[WHAT THE EXERCISE ASKS] In the records that come next, find every line with "title". Return those lines.

[ENTRIES SUPPLIED]

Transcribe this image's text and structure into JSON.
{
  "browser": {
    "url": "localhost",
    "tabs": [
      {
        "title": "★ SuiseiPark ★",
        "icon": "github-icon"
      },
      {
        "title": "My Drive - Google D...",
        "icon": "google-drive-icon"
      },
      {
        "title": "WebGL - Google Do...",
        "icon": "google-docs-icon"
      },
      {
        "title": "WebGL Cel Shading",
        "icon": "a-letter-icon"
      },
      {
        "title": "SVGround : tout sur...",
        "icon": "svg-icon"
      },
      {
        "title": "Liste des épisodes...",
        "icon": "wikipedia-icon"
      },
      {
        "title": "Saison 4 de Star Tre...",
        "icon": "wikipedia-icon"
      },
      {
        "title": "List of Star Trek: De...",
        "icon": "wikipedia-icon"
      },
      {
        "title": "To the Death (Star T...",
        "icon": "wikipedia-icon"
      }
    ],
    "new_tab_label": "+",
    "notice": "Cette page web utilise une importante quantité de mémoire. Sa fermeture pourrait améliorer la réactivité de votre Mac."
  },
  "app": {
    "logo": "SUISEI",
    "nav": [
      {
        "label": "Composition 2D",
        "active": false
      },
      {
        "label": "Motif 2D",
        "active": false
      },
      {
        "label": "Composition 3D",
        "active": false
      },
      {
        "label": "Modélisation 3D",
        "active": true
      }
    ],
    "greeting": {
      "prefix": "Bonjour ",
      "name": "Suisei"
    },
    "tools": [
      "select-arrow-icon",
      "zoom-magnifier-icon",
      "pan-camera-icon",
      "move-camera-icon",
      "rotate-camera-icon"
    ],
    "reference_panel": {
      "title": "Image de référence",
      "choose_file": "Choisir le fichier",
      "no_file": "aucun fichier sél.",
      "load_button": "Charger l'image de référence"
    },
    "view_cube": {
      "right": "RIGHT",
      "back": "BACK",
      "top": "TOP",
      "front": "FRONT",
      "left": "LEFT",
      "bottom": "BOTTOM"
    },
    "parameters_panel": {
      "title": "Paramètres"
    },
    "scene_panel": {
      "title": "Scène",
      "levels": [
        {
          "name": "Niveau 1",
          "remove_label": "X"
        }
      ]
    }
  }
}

[SOLUTION]
        "title": "★ SuiseiPark ★",
        "title": "My Drive - Google D...",
        "title": "WebGL - Google Do...",
        "title": "WebGL Cel Shading",
        "title": "SVGround : tout sur...",
        "title": "Liste des épisodes...",
        "title": "Saison 4 de Star Tre...",
        "title": "List of Star Trek: De...",
        "title": "To the Death (Star T...",
      "title": "Image de référence",
      "title": "Paramètres"
      "title": "Scène",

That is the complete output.